== What this task involves ==
Within the entries that follow, show each line where the word "state" occurs.
-*-
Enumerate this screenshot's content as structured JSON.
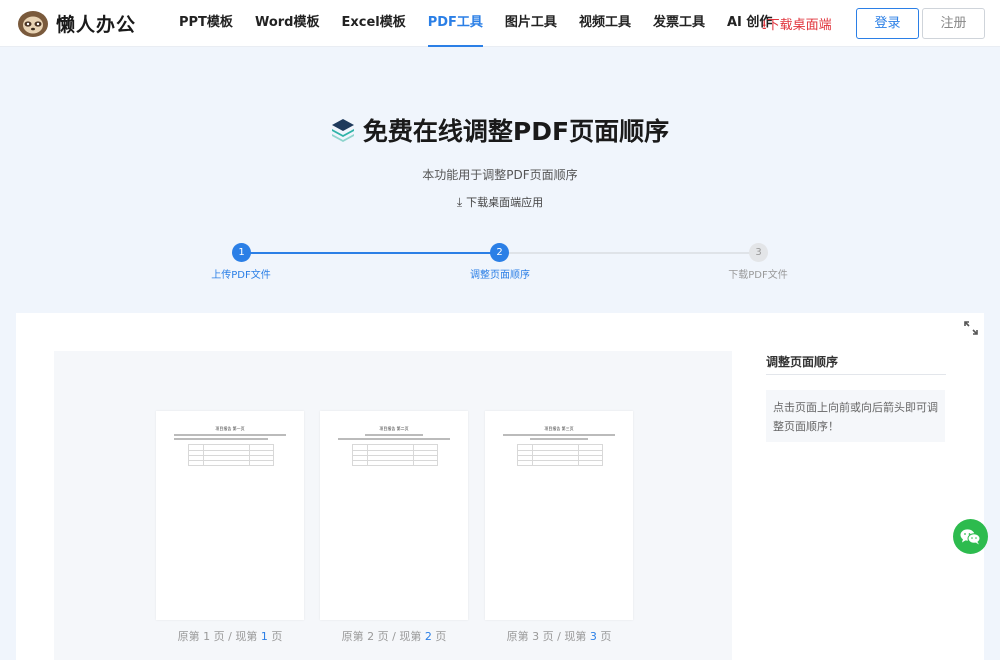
{
  "header": {
    "logo_text": "懒人办公",
    "nav": [
      "PPT模板",
      "Word模板",
      "Excel模板",
      "PDF工具",
      "图片工具",
      "视频工具",
      "发票工具",
      "AI 创作"
    ],
    "active_nav_index": 3,
    "download_link": "下载桌面端",
    "login_label": "登录",
    "register_label": "注册"
  },
  "hero": {
    "title": "免费在线调整PDF页面顺序",
    "subtitle": "本功能用于调整PDF页面顺序",
    "download_app": "下载桌面端应用"
  },
  "steps": [
    {
      "number": "1",
      "label": "上传PDF文件",
      "state": "done"
    },
    {
      "number": "2",
      "label": "调整页面顺序",
      "state": "active"
    },
    {
      "number": "3",
      "label": "下载PDF文件",
      "state": "pending"
    }
  ],
  "pages": [
    {
      "title": "项目报告 第一页",
      "caption_prefix": "原第 1 页 / 现第 ",
      "current": "1",
      "caption_suffix": " 页"
    },
    {
      "title": "项目报告 第二页",
      "caption_prefix": "原第 2 页 / 现第 ",
      "current": "2",
      "caption_suffix": " 页"
    },
    {
      "title": "项目报告 第三页",
      "caption_prefix": "原第 3 页 / 现第 ",
      "current": "3",
      "caption_suffix": " 页"
    }
  ],
  "side": {
    "title": "调整页面顺序",
    "tip": "点击页面上向前或向后箭头即可调整页面顺序！"
  },
  "colors": {
    "accent": "#2b7fe6",
    "danger": "#e0323a",
    "wechat": "#2dbb4e",
    "page_bg": "#f0f5fc"
  },
  "icons": [
    "sloth-logo-icon",
    "layers-icon",
    "download-icon",
    "expand-icon",
    "wechat-icon"
  ]
}
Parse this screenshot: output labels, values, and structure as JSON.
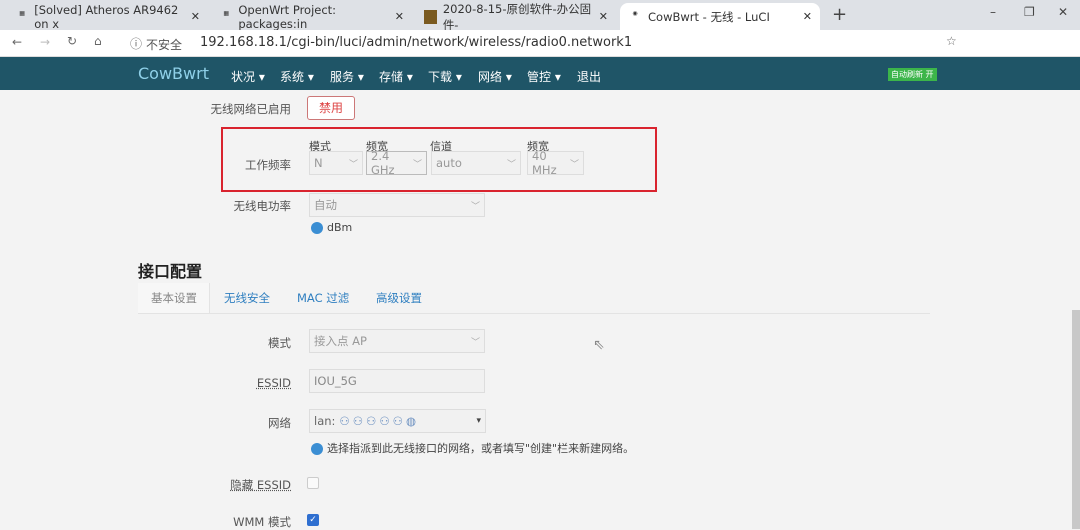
{
  "browser": {
    "tabs": [
      {
        "title": "[Solved] Atheros AR9462 on x",
        "icon": "openwrt-forum-icon"
      },
      {
        "title": "OpenWrt Project: packages:in",
        "icon": "openwrt-icon"
      },
      {
        "title": "2020-8-15-原创软件-办公固件-",
        "icon": "folder-icon"
      },
      {
        "title": "CowBwrt - 无线 - LuCI",
        "icon": "luci-icon"
      }
    ],
    "security_label": "不安全",
    "url": "192.168.18.1/cgi-bin/luci/admin/network/wireless/radio0.network1"
  },
  "nav": {
    "brand": "CowBwrt",
    "items": [
      "状况",
      "系统",
      "服务",
      "存储",
      "下载",
      "网络",
      "管控",
      "退出"
    ],
    "badge": "自动刷新 开"
  },
  "device": {
    "enabled_label": "无线网络已启用",
    "disable_button": "禁用",
    "freq_label": "工作频率",
    "col_mode": "模式",
    "col_band": "频宽",
    "col_channel": "信道",
    "col_width": "频宽",
    "mode": "N",
    "band": "2.4 GHz",
    "channel": "auto",
    "width": "40 MHz",
    "power_label": "无线电功率",
    "power": "自动",
    "power_unit": "dBm"
  },
  "iface": {
    "title": "接口配置",
    "tabs": [
      "基本设置",
      "无线安全",
      "MAC 过滤",
      "高级设置"
    ],
    "mode_label": "模式",
    "mode": "接入点 AP",
    "essid_label": "ESSID",
    "essid": "IOU_5G",
    "network_label": "网络",
    "network": "lan:",
    "network_help": "选择指派到此无线接口的网络，或者填写\"创建\"栏来新建网络。",
    "hidden_label": "隐藏 ESSID",
    "wmm_label": "WMM 模式",
    "hidden_checked": false,
    "wmm_checked": true
  },
  "colors": {
    "nav": "#1f5567",
    "highlight": "#d9232e",
    "link": "#2f7fc0"
  }
}
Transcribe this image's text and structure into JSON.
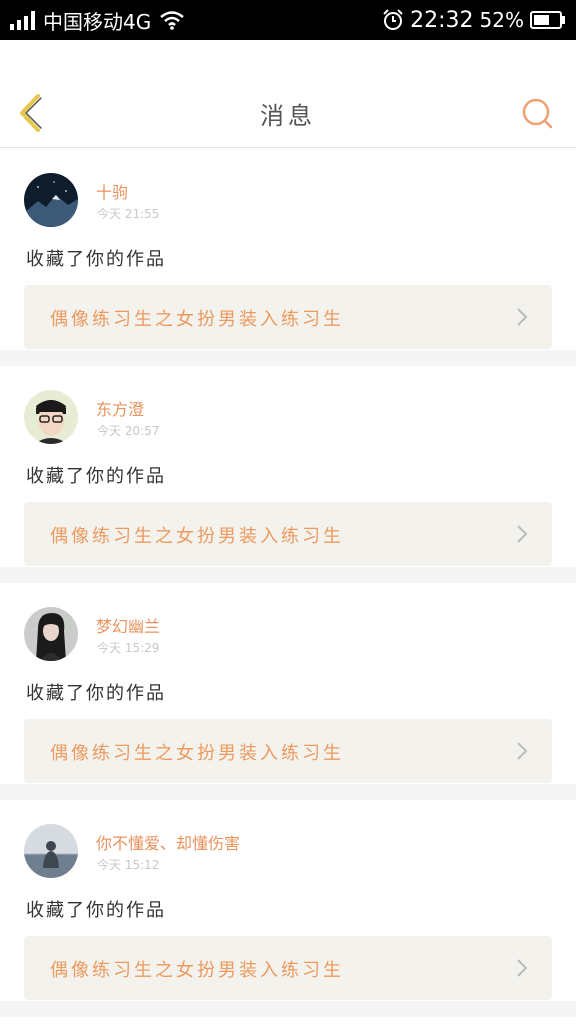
{
  "status_bar": {
    "carrier": "中国移动4G",
    "time": "22:32",
    "battery": "52%"
  },
  "nav": {
    "title": "消息"
  },
  "colors": {
    "accent": "#e8935c",
    "back_icon": "#e6c84a",
    "card_box": "#f3f2ed"
  },
  "messages": [
    {
      "user": "十驹",
      "time": "今天 21:55",
      "action": "收藏了你的作品",
      "work": "偶像练习生之女扮男装入练习生",
      "avatar": "mountain-night-avatar"
    },
    {
      "user": "东方澄",
      "time": "今天 20:57",
      "action": "收藏了你的作品",
      "work": "偶像练习生之女扮男装入练习生",
      "avatar": "man-with-glasses-avatar"
    },
    {
      "user": "梦幻幽兰",
      "time": "今天 15:29",
      "action": "收藏了你的作品",
      "work": "偶像练习生之女扮男装入练习生",
      "avatar": "woman-portrait-avatar"
    },
    {
      "user": "你不懂爱、却懂伤害",
      "time": "今天 15:12",
      "action": "收藏了你的作品",
      "work": "偶像练习生之女扮男装入练习生",
      "avatar": "person-sitting-sea-avatar"
    }
  ]
}
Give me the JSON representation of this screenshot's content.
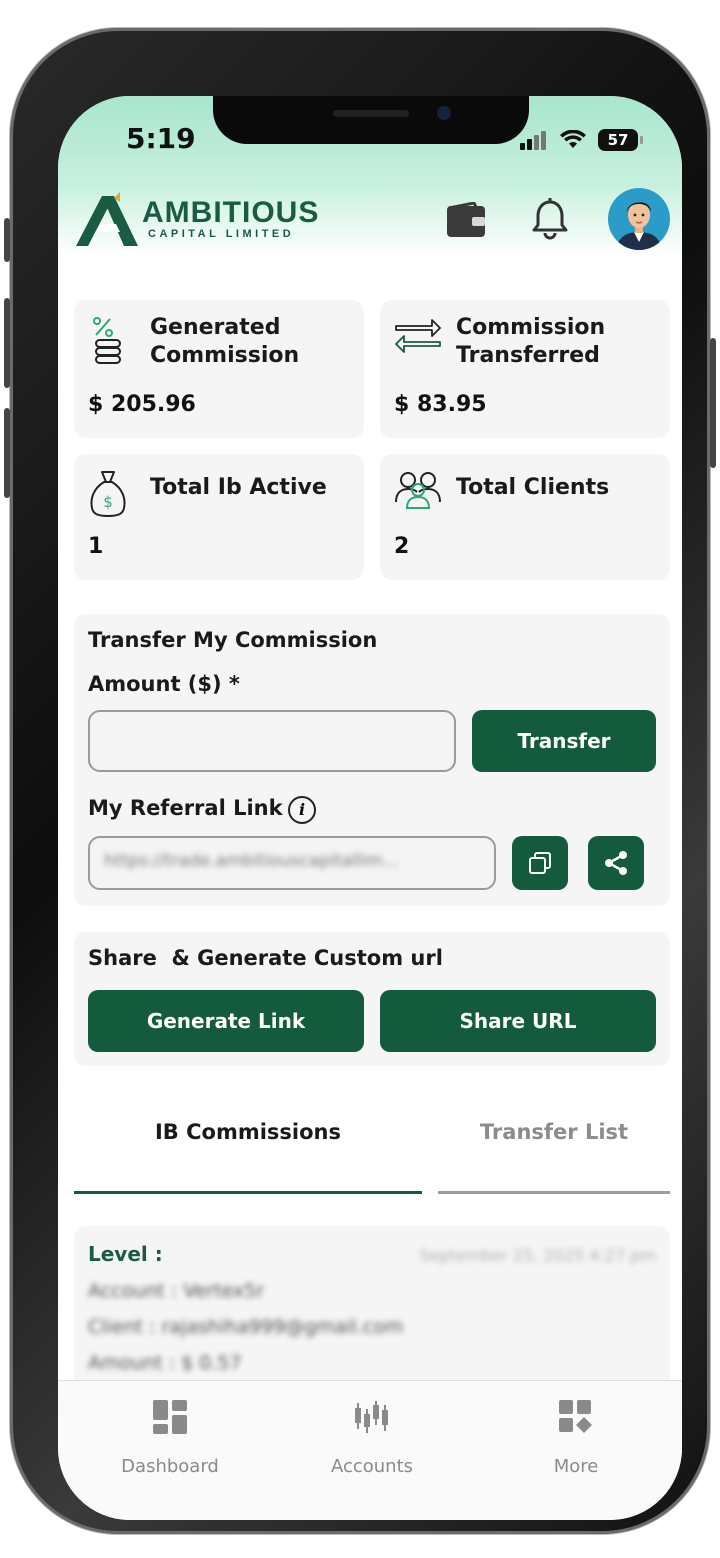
{
  "status_bar": {
    "time": "5:19",
    "battery": "57"
  },
  "brand": {
    "name": "AMBITIOUS",
    "subtitle": "CAPITAL LIMITED"
  },
  "stats": [
    {
      "title_line1": "Generated",
      "title_line2": "Commission",
      "value": "$ 205.96"
    },
    {
      "title_line1": "Commission",
      "title_line2": "Transferred",
      "value": "$ 83.95"
    },
    {
      "title_line1": "Total Ib Active",
      "title_line2": "",
      "value": "1"
    },
    {
      "title_line1": "Total Clients",
      "title_line2": "",
      "value": "2"
    }
  ],
  "transfer": {
    "title": "Transfer My Commission",
    "amount_label": "Amount ($) *",
    "amount_value": "",
    "transfer_button": "Transfer",
    "referral_label": "My Referral Link",
    "info_glyph": "i",
    "referral_link": "https://trade.ambitiouscapitallim..."
  },
  "custom_url": {
    "title": "Share  & Generate Custom url",
    "generate_button": "Generate Link",
    "share_button": "Share URL"
  },
  "tabs": [
    {
      "label": "IB Commissions",
      "active": true
    },
    {
      "label": "Transfer List",
      "active": false
    }
  ],
  "commission_item": {
    "level_label": "Level :",
    "date": "September 25, 2025 4:27 pm",
    "account": "Account : Vertex5r",
    "client": "Client : rajashiha999@gmail.com",
    "amount": "Amount : $ 0.57"
  },
  "bottom_nav": [
    {
      "label": "Dashboard"
    },
    {
      "label": "Accounts"
    },
    {
      "label": "More"
    }
  ],
  "colors": {
    "brand_green": "#145a3c",
    "header_mint": "#a8e6cd",
    "accent_teal": "#2aa876"
  }
}
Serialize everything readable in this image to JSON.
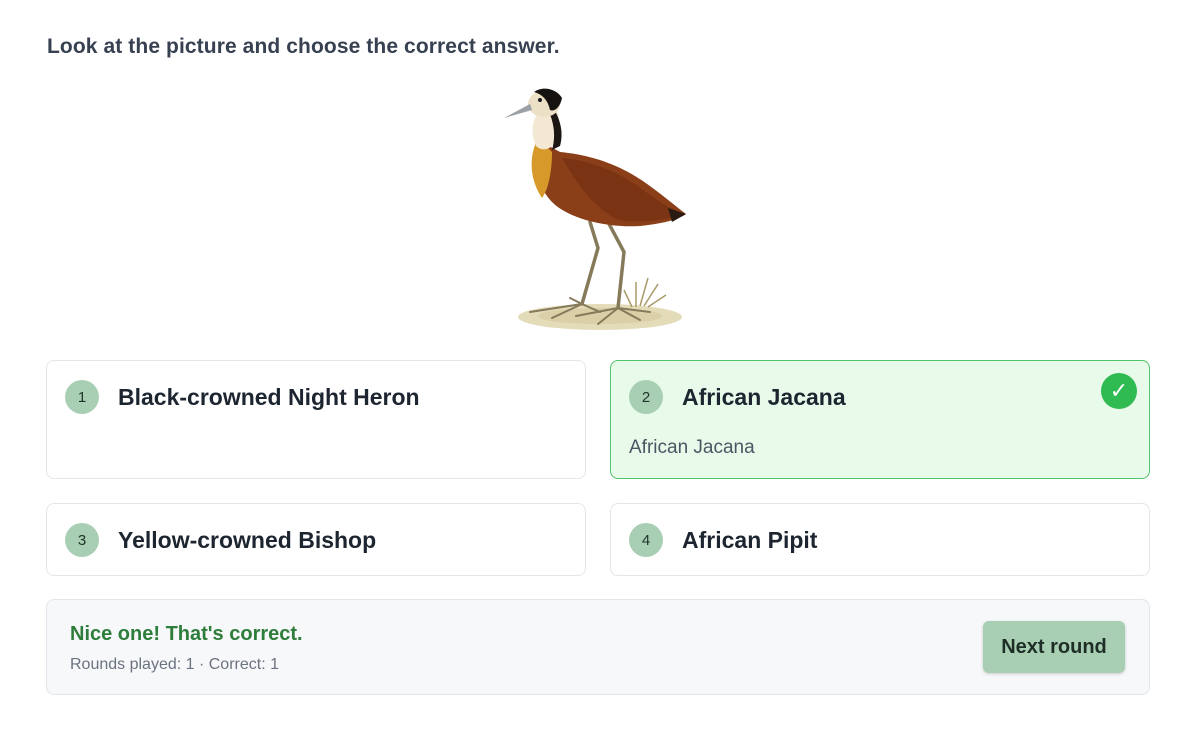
{
  "prompt": "Look at the picture and choose the correct answer.",
  "options": [
    {
      "number": "1",
      "label": "Black-crowned Night Heron",
      "state": "default"
    },
    {
      "number": "2",
      "label": "African Jacana",
      "sublabel": "African Jacana",
      "state": "correct",
      "icon": "checkmark-icon",
      "check_glyph": "✓"
    },
    {
      "number": "3",
      "label": "Yellow-crowned Bishop",
      "state": "default"
    },
    {
      "number": "4",
      "label": "African Pipit",
      "state": "default"
    }
  ],
  "feedback": {
    "title": "Nice one! That's correct.",
    "stats": "Rounds played: 1 · Correct: 1",
    "next_label": "Next round"
  },
  "colors": {
    "accent": "#a8cfb3",
    "correct_border": "#53c36b",
    "correct_bg": "#e8fbea",
    "check_green": "#2fba52",
    "feedback_text": "#2e7d3a"
  }
}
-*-
== Output for this task ==
      "state": "done"
      "state": "active"
      "state": "pending"
      "state": "default"
      "state": "correct",
      "state": "default"
      "state": "default"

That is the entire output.